    iWc: To my mind, the Catholic critique quoted is simple-minded. Freedom to own something does not make ownership the most important thing in our lives.  On the contrary. But it makes the accumulation and wielding of weath possible. And with great wealth, comes great opportunity to improve the world. · 2 hours ago

    Quite. Some of the criticism does seem to come from a comparison with the City of God, rather than anything that has ever really existed in the City of Man. That is not to say that criticism – or correction – of consciences is not required, but to turn it into a critique of a system, let alone a set of policy prescriptions requires something more convincing than:

    The “love of money” which St. Paul excoriates now replaces love of God, love of family and friends, love of learning as society’s chief pursuit.

    This seems to imply that there was some pre-existing system where love of God, love of family and friends and/or love of learning was society’s chief pursuit. Where? When? Who?

  18. genferei
    Keith Bruzelius: “But a capitalist society tends to disregard other motives as unworthy of mention. … Capitalism hardly acknowledges the existence of any other motive or reason for being except accumulation of wealth.”

    I think this critique misses something. I’m not sure I can explain it.

    Me neither. But perhaps it shares a problem with many shallow critiques of materialism, in the sense of “acquiring material possessions … as a central life goal with the belief that possessions are the key to happiness and that success can be judged by people’s material wealth”.

    In the real world it is not the material qualities of the possessions that are valued: it is not the physical makeup of the Lamborghini that is important, but the way its performance and its looks point to something beyond the material plane. Similarly with opera tickets and expensive meals. (Are there better ways to access the numinous than owning a Rolex? Of course. But it is also common to put stained glass windows in cathedrals.)
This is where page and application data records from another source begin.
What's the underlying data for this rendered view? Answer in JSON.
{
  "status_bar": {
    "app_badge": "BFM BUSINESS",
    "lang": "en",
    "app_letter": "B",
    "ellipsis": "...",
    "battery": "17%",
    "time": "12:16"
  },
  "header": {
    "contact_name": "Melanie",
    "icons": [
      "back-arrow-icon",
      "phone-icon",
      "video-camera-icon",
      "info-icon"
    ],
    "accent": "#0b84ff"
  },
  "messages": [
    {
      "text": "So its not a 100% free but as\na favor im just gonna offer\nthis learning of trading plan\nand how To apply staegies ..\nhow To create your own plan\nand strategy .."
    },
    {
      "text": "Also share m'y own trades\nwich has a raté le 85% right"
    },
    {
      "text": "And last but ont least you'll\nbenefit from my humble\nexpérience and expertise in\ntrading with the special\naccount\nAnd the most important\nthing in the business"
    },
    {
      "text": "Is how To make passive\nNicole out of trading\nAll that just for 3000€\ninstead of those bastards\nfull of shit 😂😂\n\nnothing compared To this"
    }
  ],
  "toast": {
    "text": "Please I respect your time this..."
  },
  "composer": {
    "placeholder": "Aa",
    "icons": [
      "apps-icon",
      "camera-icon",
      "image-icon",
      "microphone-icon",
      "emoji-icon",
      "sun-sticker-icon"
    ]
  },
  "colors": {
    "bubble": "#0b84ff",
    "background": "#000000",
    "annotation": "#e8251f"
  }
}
    Perhaps it is too easy to conflate economic materialism with philosophical materialism.

  19. Doug Scott

    Capitalism is where a person uses his/her wits and resources to get what he/she wants by giving other people what they want.

  20. Guruforhire

    voluntary exchange for mutual gain.

Want to comment on stories like these? Become a member today!

You'll have access to:

  • All Ricochet articles, posts and podcasts.
  • The conversation amongst our members.
  • The opportunity share your Ricochet experiences.

Join Today!

Already a Member? Sign In